One is the one that originates in 2,500 BC in Egypt. There’s no statement of the theorem anywhere, but there is some knowledge that seems to be indicated of it because there are (Pythagorean) triples (when the length of the three sides are whole numbers, such as 34, and 5). The first systematic systems of listing happens in the Plimpton tablets, which happen in about 1,800 BC (in Mesopotamia, or the modern-day Arab world). That shows a systematic understanding of producing solutions to that equation. That shows much more likelihood of knowledge of the Pythagorean theorem in a more general framework. But again there’s no written statement of the theorem.
In that sense, if you want hard scientific evidence, it’s accurate to say that the Pythagorean theorem was first (recorded) in India in about 800 BC.
One can go further than that — which is the standard that mathematicians often use — that while it’s nice to have the explicit statement but if there’s no proof well, then, maybe they (the ancient culture being studied) didn’t know it. The Shuba Sutras do contain proofs in some special cases and contain numerical proofs in general, but the first actual rigorous proof of the Pythagorean theorem that’s on record originates in China — after the Shuba Sutra. So in China in school textbooks they often call it the Gougu theorem. And that was first given in a Chinese manuscript some years later.
The Pythagoras theorem is clearly the wrong name; that’s clear. He (Pythagoras) clearly stated it way after it was stated in India. It is not clear that he proved it at all.
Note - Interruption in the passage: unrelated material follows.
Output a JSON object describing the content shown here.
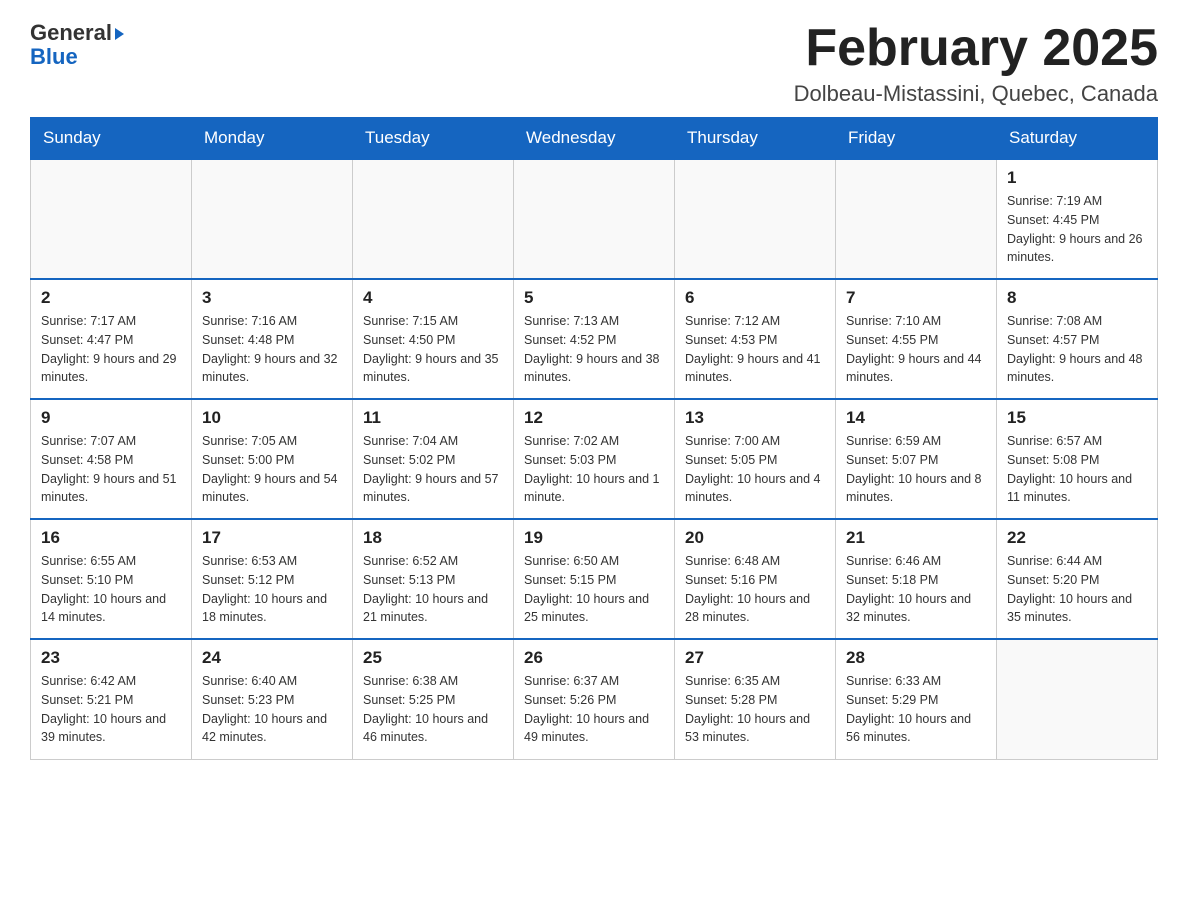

From neither perspective — the statement or the proof — is the ‘Pythagorean theorem’ a correct name.
It should either be an Egyptian theorem if you look at the standard of just having an idea about it, an Indian theorem if you’re looking for a complete statement of it, or a Chinese theorem if you’re looking for the proof of it.
This crediting to Pythagoras and Copernicus of known ancient results has created a:
Modern Mythology of Mathematics.
Cultural appropriation? White-washing?
Stop the Steal. 🤷🏽♂️
I read this a while ago “Ancient Babylonian Tablet May Hold Earliest Examples of Trigonometry”, Smithsonian (August 2017) (1800 B.C.E.). Cheers, Kathy